It wasn’t quite mending fishing nets

netting protectionA second netting tunnel was required to cover more purple sprouting to keep off the predators (pigeons, rabbits, others as spotted) but  the question was – what netting? Most of it was in use already.

Hah – said Ian the grower. We’ll use the old strawberry nets. That turned out to be a bad idea as when the nets were laid out there were so many holes that it was a darning job. Have you ever seen fishermen mending their nets? Pretty much the same principle here except that Ian had learned his trade on hay nets using fishermen’s knots and bailer twine in a previous job.

Anyway – mending was duly done, boards collected to go around the bottom of the nets and a massive planting session ensued. The rain had made the soil more like soil and less like concrete so it was a good day for planting.


Dry and hot like everyone else

blue skyDespite the amount of watering done by the crop shares, Ian our grower says that the weight of crops seem to be down by a third. The potatoes are small and light, the calabrese is smaller than expected and the tomatoes are suffering from heat and drought. Just three examples of how crops are being affected.

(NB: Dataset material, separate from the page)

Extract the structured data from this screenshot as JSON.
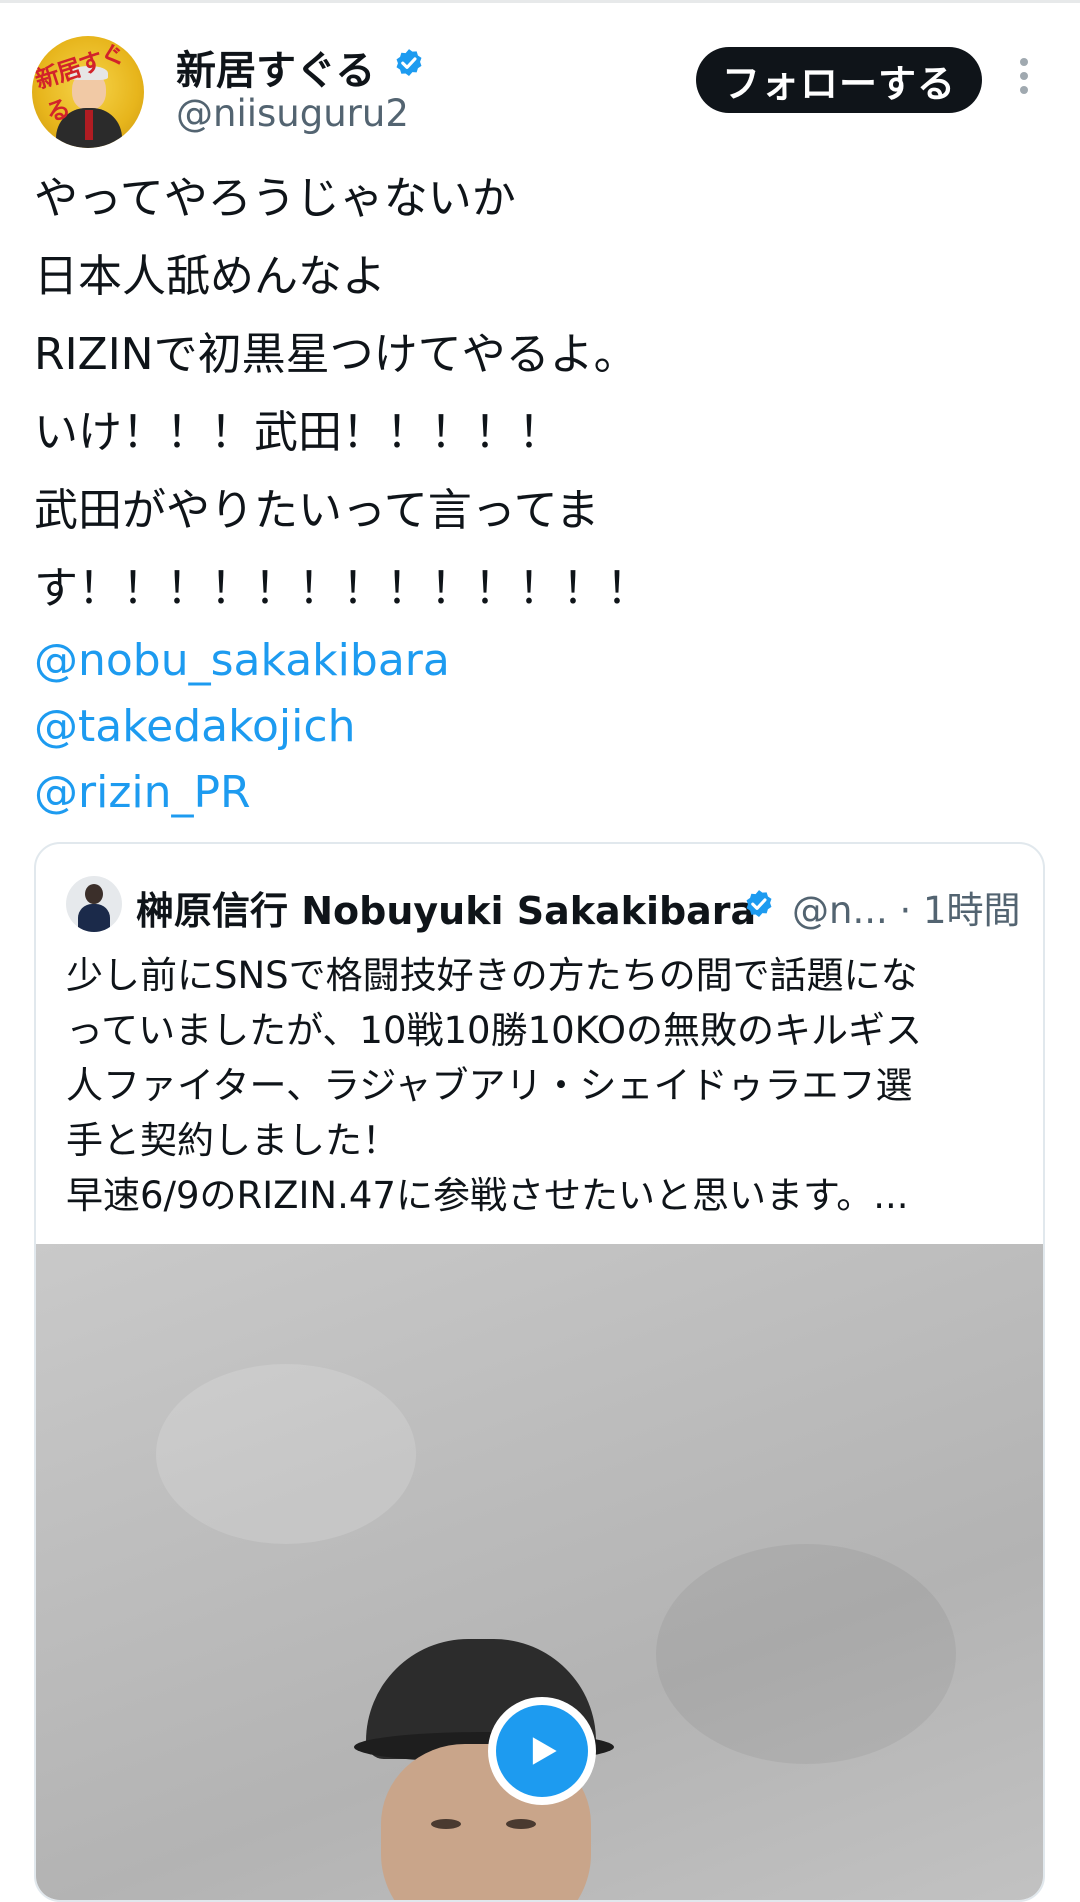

Despite this, the winter netted tunnel for the purple sprouting broccoli has been erected so that the crop can be planted out. It’s either that or the crop will die in the modules.

Such is the pressure of growing at the moment – not just at Go Local Food but for all farmers seeking to grow vegetable crops at the moment in the UK.

Heatwave over Go Local Food!


The hot dry weather means that Go Local Food has a lettuce growing problem. It’s too hot in the poly tunnels and too hot outside. Lettuce doesn’t like weather this hot (nor dry). The winter cabbages have the same problem so not yet planted out even though this needs doing NOW. With it being so dry, the celeriac can’t be planted out yet. Even if it should be done NOW.

Though the pumpkins and other squash have been planted out, this means watering every day due to it being so hot and dry.

But it’s perfect onion drying weather!

drying onions


Defying Mr Mole

Chris PentneyAll the peppers are being lifted and put into tubs. A little manure in the bottom of the tub, a little soil and then a large root ball around the peppers will fill up the tub. The tubs will then be placed back on the border space the peppers were previously using. That should stop Mr Mole tunnelling under the peppers then. Won’t solve the problem in the tomato area though.

I’m sure that work share Chris Pentney who spent one of her “shifts” preparing a bed for chilis and peppers will maybe not appreciate Mr Mole undoing her earlier good work of soil preparation. And making more work for all the work shares to do.


Hot and dry

Friday on the no dig bedsThe sun is out and very hot, the weather is very dry. All crops are having to be watered – out on the fields as well as in the poly tunnels. The nice porous, good growing soil is not holding moisture. Ian our grower would like to water only once a week but it’s every other day at present.

Of course the water pressure up at the fields is really poor. The pleasure of being at the top of the hill. So the water in all the tanks is used in the first round of watering in the morning. The tanks are then allowed to refill and later on in the afternoon the whole watering process has to be repeated.

The hot dry weather is holding up the planting out of the winter brassicas as they aren’t able to stand the heat. So the brassica bed is having to be cleared of annual weeds again. Heavy duty permanent weed membrane is going to be laid down when this is completed to stop more weeds growing. This membrane will let the rain through – whenever it chooses to rain of course.